I mentioned briefly the Angoras in a previous post. However, I definitely did not do full justice to our 10 beautiful ladies, and one equally handsome gentleman (previously two…) angora goats with a single mention in a paragraph detailing all our animals (domestic and well.. not quite yet domesticated included!).
Bean and I were temporarily banished to our neighbouring country of Swaziland a few months ago (primarily because HA was taking too long to renew my legal existence as a british bird in the bush and my previous permit had expired… instead of offering me a regular extension, we were met with the typical “angaze” * I don’t know* told to hop across the nearest border, and given a highly official looking stamped piece of paper to hand in on return). Anyway, during this visit, we stayed at the stunningly beautiful Mlilwane wildlife reserve, and on exploring the Malkerns Meander one rainy afternoon, we stumbled upon a small shop selling warm, inviting, soft, fluffy, stunning mohair blankets. On further investigation, we identified (super-sleuths that we are) that the origin of the beautiful fluffy rugs we were so taken with was a women’s employment project based in a warehouse in a neighbouring village.

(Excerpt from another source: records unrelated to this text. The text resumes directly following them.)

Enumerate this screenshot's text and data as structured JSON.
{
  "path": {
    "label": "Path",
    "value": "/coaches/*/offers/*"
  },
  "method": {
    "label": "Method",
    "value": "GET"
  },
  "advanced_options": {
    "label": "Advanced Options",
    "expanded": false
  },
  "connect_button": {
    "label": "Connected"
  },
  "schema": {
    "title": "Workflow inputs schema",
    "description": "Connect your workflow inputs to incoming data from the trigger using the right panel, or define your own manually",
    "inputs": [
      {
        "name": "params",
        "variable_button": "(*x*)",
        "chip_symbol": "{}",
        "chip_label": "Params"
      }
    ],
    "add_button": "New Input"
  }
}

After a visit to the project HQ, numerous stops at various shops selling more of these mesmerising products (mmm warm and fluffy on a cold winter’s day in Swaziland….) we stopped for a pit stop at the equally mentionable Malandela’s restaurant (home of “house on fire” *or washa umkhuku* if you prefer the swazi version [which means wash my chicken… ?!!? don’t ask me!]) for some light relief from frozen fingers with a tempting bowl of soup, a glass of red wine and a table next to a warm fire. After a couple of additional glasses of wine, the foundations of our Angora project were laid.
On return to South Africa, we located first an electric fencing supplier (boring), poles (equally boring) stables (somewhere in the previously overgrown jungle that was our garden) and finally, ten beautiful female angora goats (well, on purchase, perhaps not quite so beautiful, more tired, travel wearied and hungry!).
After a rather interesting delivery episode, involving ten very noisy ladies chattering at the tops of their voices in the back of a bakkie (open backed truck, small), said bakkie getting stuck (whilst still containing said ladies) on numerous occasions, in holes better described as craters that seemed to appear from nowhere in our newly formed paddock of phenomenally long grass and some quite ungainly pushing and shoving the girls were installed in their new home, munching on grass and oranges and seeming, well, to absolute amateur farmers quite happy all things considered.
The next stage was clearly the naming process, as their characters became more pronounced they all quickly acquired the most ridiculous goat names under the sun: Fatty (shame), Friendly (pretty self-explanatory), Princess (beautiful and spoilt), Pretty (pretty face), Sunflower (ummm), Moonflower (previously sunflower’s twin), Steel Wool (fluff of a similar consistency), Dopey (totally out of it most of the time), Ginny (from Chinny, had a lot of fluff on her chin) and Fluffy (also self-explanatory, usually looks like a messy version of an ET styled goat).
Since then, we acquired a male of the species “Grandad” (in the back of the small car), who quickly began his duty, counting his blessings at being launched into such a role as to service ten such stunning ladies, a second male “Seven Fifty” (what he cost) who wasn’t quite as successful until the death of Grandad after his duty had been quickly (and hopefully successfully) performed, * note – we didn’t play a part in Grandad’s demise, we knew when we bought him that he was on his “last legs” so to speak, and let him live out his final months in style.
So, now we get to today, around 5 months down the line, left with 10 stunning girls and 1 curly male, and so far Princess is showing signs of being pregnant with twins, Fatty and Steel Wool have enlarged udders, and are showing signs of unusual behaviour (all clear indicators that kidding is near) and the others are getting fatter and fatter (can’t always tell who is fatty on some days now…!)
Hopefully, within a few weeks we’ll have doubled the herd… I’ll keep you posted!
Then, the next stage is to figure out how to shear them, spin the fluff, weave the wool… but lets take baby steps here, fingers crossed for safe kidding!
So, in the end, this is the first stage of a highly experimental women’s project: Bean and myself have started to understand a full season of progress with the Angoras, we will start to train women from Scom to care for the goats, weave and spin and make (hopefully) the same beautiful blankets that so took our fancy on our trip across the border. Eventually, to be provided with the “micro loan” of their own small breeding herd to expand as they wish…….Wish us luck!